Nikolay V. Vasilyev, MD, and Pedro J. del Nido, MD, in the Department of Cardiac Surgery, Boston Children’s Hospital and Harvard Medical School, Boston, MA, are developing novel, prototype cardioports for beating heart, image-guided intracardiac surgery for pediatric patients. The successful implementation of such a device relies on minimizing the size of the cardioport, through which surgical tools are passed, while ensuring sufficient imagery from the cardioport. The researchers at Boston Children’s Hospital engaged Optikos Corporation, Wakefield, MA, to assist in the development and design of new cardioport systems.

Fig. 1 – Cross-section of the cardioport distal tip.

Current devices incorporate a 4 mm diameter endoscope with a 70° field of view and a prototype plastic viewing window or bulb to monitor the location and deployment of surgical tools. The cardioport is inserted into the chest cavity through an incision in the chest then into the heart chambers. While in the heart chambers, the cardioport bulb is pressed against the heart’s inner wall. The transparent bulb is needed to displace a volume of blood to overcome the absorption and scatter of light and to be able to image a specific field of view of the heart wall surface. A channel through the bulb allows for surgical tools to be deployed through the port and inserted into the heart. It is of critical importance that the surgeon can see when the deployed tool reaches the heart wall.

The cardioport bulb design consists of a hollow “bulletshaped” transparent plastic shell and a second transparent plastic cylinder the same length of the bulb that intersects the distal end of the bulb to seal off the imaging portion from the tool channel and the blood and media in the chest cavity. (See Figure 1)

A Change in Design Improves Function

Optikos was engaged to revisit the bulb design, conduct optical modeling of the bulb, suggest design changes, source the new bulb, and assemble and test new cardioport prototypes. The initial bulb design introduced blind spots caused by index mismatches between highly curved sections of the plastic bulb and injected saline and native blood within the heart. It was a primary goal of the redesign activity to eliminate these blind spots so that any tools could be continuously visualized as they emerged from the tool channel towards the heart wall.

The original optical bulb was modeled using optical design software to verify the source of the discontinuities and blind spots in the image. The complex shape of the bulb was difficult to model with traditional sequential optical surface modeling. Therefore, a non-sequential modeling method was used to evaluate changes in the 3D surfaces with the bulb. This modeling was able to determine that by altering the surface profile where the tool channel exit the bulb, the blind spots could be eliminated. A revised design was then created that included optimized free-form surface profiles. Small volume prototype molding sources were used to fabricate prototype bulbs.

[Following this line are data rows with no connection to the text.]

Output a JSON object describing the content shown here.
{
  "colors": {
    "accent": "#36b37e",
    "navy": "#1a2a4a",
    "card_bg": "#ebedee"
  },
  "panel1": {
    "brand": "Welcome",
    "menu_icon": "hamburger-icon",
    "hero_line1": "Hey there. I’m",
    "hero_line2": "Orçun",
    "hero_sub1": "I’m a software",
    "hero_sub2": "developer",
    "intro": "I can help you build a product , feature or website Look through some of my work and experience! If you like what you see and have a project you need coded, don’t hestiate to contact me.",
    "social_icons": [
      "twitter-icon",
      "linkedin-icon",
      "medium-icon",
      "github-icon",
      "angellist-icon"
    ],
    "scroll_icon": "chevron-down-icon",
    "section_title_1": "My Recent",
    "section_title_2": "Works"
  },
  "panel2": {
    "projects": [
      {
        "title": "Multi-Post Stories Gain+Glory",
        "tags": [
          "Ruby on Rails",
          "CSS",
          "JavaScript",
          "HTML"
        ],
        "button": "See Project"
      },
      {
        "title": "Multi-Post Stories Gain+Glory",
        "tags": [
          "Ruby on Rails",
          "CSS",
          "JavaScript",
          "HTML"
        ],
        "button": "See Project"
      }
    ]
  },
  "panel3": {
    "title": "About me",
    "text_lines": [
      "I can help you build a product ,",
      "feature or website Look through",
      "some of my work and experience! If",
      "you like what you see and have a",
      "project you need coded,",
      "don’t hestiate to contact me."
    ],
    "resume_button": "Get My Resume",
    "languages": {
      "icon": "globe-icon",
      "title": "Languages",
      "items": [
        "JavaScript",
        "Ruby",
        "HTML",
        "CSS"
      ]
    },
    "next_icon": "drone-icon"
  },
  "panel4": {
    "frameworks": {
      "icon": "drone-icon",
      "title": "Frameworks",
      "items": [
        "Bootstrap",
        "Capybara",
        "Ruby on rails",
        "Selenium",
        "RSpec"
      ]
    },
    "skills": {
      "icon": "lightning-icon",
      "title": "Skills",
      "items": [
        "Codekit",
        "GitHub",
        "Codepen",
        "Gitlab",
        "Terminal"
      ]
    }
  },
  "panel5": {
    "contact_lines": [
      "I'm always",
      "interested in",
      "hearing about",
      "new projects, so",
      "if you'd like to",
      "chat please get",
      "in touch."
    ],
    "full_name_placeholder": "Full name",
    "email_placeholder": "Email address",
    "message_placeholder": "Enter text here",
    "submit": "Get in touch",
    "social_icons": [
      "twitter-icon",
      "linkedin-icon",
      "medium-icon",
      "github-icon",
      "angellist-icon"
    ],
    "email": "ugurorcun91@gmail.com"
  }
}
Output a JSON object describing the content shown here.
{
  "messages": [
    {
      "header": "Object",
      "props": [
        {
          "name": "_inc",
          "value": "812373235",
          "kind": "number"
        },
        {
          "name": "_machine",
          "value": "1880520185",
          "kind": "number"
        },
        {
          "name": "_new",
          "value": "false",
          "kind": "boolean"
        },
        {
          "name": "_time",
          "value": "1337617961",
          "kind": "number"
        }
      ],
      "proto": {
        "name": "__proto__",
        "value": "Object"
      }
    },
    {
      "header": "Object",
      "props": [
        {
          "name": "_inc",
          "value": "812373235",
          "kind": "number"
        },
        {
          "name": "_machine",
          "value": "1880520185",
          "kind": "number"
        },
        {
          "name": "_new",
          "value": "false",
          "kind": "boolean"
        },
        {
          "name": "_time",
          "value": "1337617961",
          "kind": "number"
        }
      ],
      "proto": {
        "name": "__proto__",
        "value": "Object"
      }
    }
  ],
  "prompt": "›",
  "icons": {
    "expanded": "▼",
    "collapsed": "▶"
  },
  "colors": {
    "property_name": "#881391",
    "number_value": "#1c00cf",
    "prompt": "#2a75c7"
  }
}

The next round of device improvement being implemented will replace the imaging endoscope with a miniature camera embedded into the distal end of the cardioport. By converting the system from using a 4 mm endoscope to a CMOS-based camera system; the cardioport diameter will then be reduced from 18 mm to 15 mm. Choices of illumination can utilize lamp-based sources used for endoscopy or white light LEDbased illumination systems. LED systems are attractive because their footprint is small and the overall cost of the system can be much lower than lamp-based systems. Lamp sources are very attractive because they already exist in many, if not all, surgical suites. In both cases, the illumination will be transported to the distal end of the port using a fiber-based illumination scheme.

Aside from optical concerns it is important to mention that the cardioport tool channel must ensure that minimal blood travels up the tool channel and that no air bubbles are introduced by insertion of the tool. Based upon previous work between researchers at Boston Children’s Hospital and Massachusetts Institute of Technology, Optikos was able to redesign and source a tricuspid valve at the distal end of the cardioport to allow tools to enter, but not allow blood to travel back up the tool channel. Based on these successes, Optikos continues to help researchers at Boston Children’s Hospital develop even more compact cardioport and surgical imaging systems.

This article was written by David P. Biss, PhD, Principal Optical Engineer, Optikos Corporation, Wakefield, MA; Stephen D. Fantone, PhD, President/CEO, Optikos Corporation; Nikolay V. Vasilyev, MD, Staff Scientist, Instructor in Surgery, Department of Cardiac Surgery, Boston Children's Hospital, Harvard Medical School, Boston, MA; and Pedro J. del Nido, MD, William E. Ladd Professor and Chairman, Department of Cardiac Surgery, Boston Children's Hospital, Harvard Medical School, Boston, MA. For more information on Optikos, visit .